What’s behind the decline in U.S. interest rates?
There are many ways to think about secular stagnation, but one particularly useful way is to look at the natural rate of interest. Secular stagnation can be thought of as the idea that the natural rate of interest, or the interest rate at which the economy is at full potential, is permanently negative. The long-term decline in interest rates across high-income countries poses significant problems for macroeconomic policy if the Federal Reserve and other central banks can’t push interest rates low enough to drive the economy to potential during a downturn.
What’s behind the decline in interest rates? And could the trend be reversed anytime soon?
A new paper by economists Gauti Eggertsson of Brown University, Neil Mehrotra of the Federal Reserve Bank of Minneapolis, and Jacob Robbins of Brown University takes a look at secular stagnation and the forces behind declining U.S. interest rates.
The majority of the paper presents a model of the macroeconomy that allows for the natural rate of interest to be negative for an extended period. New Keynesian models, the kind mostly preferred by central banks, don’t allow for such a possibility. So let’s be clear that the results about the forces behind the decline in the interest rates are dependent upon this model being an accurate map of reality.
Using their model, Eggertsson, Mehrotra, and Robbins decompose the roughly 4 percent decline in the natural rate of interest since 1970. These factors all affect either the supply of savings or the demand for loans. The changes in the supply and demand end up changing the price of savings and the price of loans—the interest rate. They find four large forces that have affected the natural rate during the 45-year period: three that pushed the rate down and one that pushed it upward.

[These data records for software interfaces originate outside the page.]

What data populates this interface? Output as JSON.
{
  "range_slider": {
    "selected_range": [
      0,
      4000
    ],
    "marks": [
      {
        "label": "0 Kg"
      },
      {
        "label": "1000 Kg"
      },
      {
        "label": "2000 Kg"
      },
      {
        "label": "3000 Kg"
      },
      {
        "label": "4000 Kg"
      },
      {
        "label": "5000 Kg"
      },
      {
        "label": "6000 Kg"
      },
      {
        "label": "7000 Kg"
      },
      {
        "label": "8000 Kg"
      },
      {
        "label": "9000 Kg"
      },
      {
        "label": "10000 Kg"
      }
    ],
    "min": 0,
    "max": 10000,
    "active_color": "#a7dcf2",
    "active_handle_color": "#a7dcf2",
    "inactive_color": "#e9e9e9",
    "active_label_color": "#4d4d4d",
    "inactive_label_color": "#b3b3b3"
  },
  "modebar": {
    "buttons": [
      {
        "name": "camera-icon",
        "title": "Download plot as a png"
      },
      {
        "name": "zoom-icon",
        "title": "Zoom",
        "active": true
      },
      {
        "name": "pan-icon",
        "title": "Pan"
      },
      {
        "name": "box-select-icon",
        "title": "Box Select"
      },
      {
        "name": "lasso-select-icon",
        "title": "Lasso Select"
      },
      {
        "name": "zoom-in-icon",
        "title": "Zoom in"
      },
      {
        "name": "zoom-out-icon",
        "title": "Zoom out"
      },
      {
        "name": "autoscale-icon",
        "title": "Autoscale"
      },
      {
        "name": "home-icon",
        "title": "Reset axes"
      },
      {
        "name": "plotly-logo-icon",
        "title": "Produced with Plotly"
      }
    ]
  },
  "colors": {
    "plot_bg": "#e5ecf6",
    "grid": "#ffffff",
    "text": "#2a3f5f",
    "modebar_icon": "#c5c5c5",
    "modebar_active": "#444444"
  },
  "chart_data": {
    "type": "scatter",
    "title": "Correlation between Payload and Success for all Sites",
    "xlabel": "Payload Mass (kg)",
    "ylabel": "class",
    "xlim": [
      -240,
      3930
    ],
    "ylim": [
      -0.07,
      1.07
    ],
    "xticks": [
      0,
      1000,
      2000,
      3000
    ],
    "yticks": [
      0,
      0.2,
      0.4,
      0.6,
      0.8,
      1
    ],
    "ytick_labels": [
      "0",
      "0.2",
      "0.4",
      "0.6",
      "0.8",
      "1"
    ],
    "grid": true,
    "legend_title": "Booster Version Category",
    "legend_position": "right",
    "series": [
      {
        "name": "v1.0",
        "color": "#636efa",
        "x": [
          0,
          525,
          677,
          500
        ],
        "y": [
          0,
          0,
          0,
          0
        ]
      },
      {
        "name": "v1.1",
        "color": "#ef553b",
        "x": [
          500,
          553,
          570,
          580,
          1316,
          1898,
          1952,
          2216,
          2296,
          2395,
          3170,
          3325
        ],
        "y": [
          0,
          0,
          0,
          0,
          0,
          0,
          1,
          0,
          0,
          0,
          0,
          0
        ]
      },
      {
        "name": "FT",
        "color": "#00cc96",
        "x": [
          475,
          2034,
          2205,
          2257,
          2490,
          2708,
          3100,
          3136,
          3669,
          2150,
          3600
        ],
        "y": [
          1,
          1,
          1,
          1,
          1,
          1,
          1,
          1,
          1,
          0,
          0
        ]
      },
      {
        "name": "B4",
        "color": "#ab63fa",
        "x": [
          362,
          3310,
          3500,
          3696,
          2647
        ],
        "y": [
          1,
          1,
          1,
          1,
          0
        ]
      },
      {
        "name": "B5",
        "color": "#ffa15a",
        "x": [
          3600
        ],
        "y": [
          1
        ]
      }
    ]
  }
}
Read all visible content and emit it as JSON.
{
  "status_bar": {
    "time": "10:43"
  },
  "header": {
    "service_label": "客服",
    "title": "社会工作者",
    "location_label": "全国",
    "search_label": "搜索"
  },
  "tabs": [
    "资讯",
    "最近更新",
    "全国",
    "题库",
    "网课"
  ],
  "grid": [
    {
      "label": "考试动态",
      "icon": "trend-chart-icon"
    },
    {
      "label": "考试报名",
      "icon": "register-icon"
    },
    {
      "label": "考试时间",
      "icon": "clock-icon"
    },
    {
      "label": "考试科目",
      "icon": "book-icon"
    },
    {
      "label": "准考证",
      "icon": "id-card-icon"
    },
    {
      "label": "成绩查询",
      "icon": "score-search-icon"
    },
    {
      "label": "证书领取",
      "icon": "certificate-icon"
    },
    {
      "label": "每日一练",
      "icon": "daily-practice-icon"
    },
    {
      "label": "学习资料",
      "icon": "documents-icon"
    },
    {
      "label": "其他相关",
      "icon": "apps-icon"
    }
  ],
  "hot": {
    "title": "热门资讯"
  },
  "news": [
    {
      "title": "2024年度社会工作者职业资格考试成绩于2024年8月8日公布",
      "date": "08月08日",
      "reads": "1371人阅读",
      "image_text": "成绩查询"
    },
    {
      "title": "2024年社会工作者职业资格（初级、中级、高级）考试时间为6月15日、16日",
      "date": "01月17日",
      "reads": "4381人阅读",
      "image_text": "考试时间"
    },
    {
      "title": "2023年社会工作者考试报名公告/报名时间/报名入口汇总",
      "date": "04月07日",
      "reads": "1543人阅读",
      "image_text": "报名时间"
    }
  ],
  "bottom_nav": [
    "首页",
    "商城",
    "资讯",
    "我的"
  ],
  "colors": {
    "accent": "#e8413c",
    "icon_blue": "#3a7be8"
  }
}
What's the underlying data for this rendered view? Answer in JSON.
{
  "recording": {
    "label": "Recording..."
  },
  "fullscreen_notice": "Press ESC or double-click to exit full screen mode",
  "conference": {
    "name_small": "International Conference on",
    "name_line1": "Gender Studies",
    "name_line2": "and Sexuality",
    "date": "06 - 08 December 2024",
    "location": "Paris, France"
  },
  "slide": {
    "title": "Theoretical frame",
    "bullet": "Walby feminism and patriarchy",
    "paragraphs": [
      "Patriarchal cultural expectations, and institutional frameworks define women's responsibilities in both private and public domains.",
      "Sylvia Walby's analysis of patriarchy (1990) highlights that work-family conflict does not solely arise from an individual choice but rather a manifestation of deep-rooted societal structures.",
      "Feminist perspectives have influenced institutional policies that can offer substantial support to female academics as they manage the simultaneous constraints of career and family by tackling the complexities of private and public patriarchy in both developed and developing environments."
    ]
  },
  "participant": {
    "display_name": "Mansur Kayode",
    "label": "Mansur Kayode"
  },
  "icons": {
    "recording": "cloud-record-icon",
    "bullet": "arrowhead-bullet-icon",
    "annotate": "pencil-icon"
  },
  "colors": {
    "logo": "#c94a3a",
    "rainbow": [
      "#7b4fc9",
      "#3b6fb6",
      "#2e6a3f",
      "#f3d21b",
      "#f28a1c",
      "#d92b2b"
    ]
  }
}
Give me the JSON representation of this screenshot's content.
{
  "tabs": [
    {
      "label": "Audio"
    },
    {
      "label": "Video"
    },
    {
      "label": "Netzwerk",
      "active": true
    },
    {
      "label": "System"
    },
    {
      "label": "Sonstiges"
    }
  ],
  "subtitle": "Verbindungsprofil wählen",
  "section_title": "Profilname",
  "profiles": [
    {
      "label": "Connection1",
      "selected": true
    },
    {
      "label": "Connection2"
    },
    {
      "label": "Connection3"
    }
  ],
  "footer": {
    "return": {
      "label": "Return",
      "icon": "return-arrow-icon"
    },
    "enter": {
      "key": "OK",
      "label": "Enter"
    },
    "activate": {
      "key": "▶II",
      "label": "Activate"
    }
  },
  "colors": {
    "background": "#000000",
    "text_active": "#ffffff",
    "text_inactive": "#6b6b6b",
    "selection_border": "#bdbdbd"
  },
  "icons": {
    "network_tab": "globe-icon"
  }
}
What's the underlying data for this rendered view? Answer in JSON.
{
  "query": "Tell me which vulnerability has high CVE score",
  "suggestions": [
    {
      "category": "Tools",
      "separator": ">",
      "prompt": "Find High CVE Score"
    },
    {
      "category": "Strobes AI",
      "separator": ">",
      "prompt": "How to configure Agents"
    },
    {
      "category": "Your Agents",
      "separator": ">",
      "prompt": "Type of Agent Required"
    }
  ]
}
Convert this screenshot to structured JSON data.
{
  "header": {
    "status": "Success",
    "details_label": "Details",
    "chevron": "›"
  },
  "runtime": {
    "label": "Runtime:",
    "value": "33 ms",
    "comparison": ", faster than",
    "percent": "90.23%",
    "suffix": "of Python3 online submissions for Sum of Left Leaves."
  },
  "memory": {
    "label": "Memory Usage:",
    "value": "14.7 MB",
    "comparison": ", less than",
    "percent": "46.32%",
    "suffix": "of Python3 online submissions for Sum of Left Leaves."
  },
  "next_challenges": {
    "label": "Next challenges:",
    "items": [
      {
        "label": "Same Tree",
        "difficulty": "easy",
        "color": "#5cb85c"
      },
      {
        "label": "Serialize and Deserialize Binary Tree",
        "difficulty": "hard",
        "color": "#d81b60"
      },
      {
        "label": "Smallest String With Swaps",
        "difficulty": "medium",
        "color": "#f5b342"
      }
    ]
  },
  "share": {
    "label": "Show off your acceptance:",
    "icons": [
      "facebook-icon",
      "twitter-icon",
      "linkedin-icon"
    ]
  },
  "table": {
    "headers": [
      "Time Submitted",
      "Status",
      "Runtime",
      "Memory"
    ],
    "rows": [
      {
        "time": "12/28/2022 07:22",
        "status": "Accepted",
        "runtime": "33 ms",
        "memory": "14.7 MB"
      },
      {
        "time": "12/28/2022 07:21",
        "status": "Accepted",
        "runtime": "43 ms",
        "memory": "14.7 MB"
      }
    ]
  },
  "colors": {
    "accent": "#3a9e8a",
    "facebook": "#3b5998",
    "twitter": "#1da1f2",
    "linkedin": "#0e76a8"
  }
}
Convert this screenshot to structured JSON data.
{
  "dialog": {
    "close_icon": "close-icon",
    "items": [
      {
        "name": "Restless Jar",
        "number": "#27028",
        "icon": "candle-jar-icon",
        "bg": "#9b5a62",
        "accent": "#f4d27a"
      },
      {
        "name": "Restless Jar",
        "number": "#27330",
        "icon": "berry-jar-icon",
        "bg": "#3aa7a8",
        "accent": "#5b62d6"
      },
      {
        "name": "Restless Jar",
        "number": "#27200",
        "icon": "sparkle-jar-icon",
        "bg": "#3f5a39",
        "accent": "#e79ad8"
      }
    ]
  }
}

The first two factors are related to demographics. First, the decline in mortality helped push down the natural rate by about 1.8 percentage points from its 1970 level. As life expectancy increased, according to the paper’s model, then individuals had to save more for retirement, thus increasing the supply of savings. An increase in supply, all things being equal, will decrease the price of a loan—the interest rate. The second factor, also related to demographics, is the declining fertility rate in the United States as there are fewer births per woman. Fewer children reduces the demand for loans, which in turn depresses the interest rate. The three economists peg the influence of declining fertility at a 1.8 percentage point decline.
The third large factor behind declining rates is the decline in productivity growth. The rate of productivity increases have fallen significantly since the early 1970s, though there have been short periods of higher growth in the late 1990s. With slower productivity growth, households expect that income growth will be lower in the future (because their wages reflect that lack of productivity growth) and therefore save more. Again, an increase in the supply of savings leads to a decline in the interest rate: 1.9 percentage points in this case.
The one force increasing the interest rate over time in the model is the increase in government debt. More government debt, measured as a share of GDP, increases the interest rate as more government borrowing increases the demand for loans. The increase in demand is large enough that it pushed up the interest rate by a bit more than 2 percentage points since 1970.
Two other factors contribute to the changes in the natural rate: the declining labor share of income (a decline of 0.5 percentage points) and the declining price of capital goods (a decline of 0.4 percentage points).
Could any of these trends be reversed in the near future to boost interest rates? The authors look at how some of these factors would have to change in order to get the natural rate of interest up from roughly -1.5 percent to 1 percent, but those changes seem highly unlikely. Total factor productivity growth would have to accelerate from 2.4 percent despite the fact that sustained productivity growth of more than 2 percent hasn’t been seen since the 1970s. The fertility rate would have to jump by about 1.4 births per woman and the government debt would have to go from 118 percent of GDP to 215 percent.
In other words: Secular stagnation might be around for quite a time to come.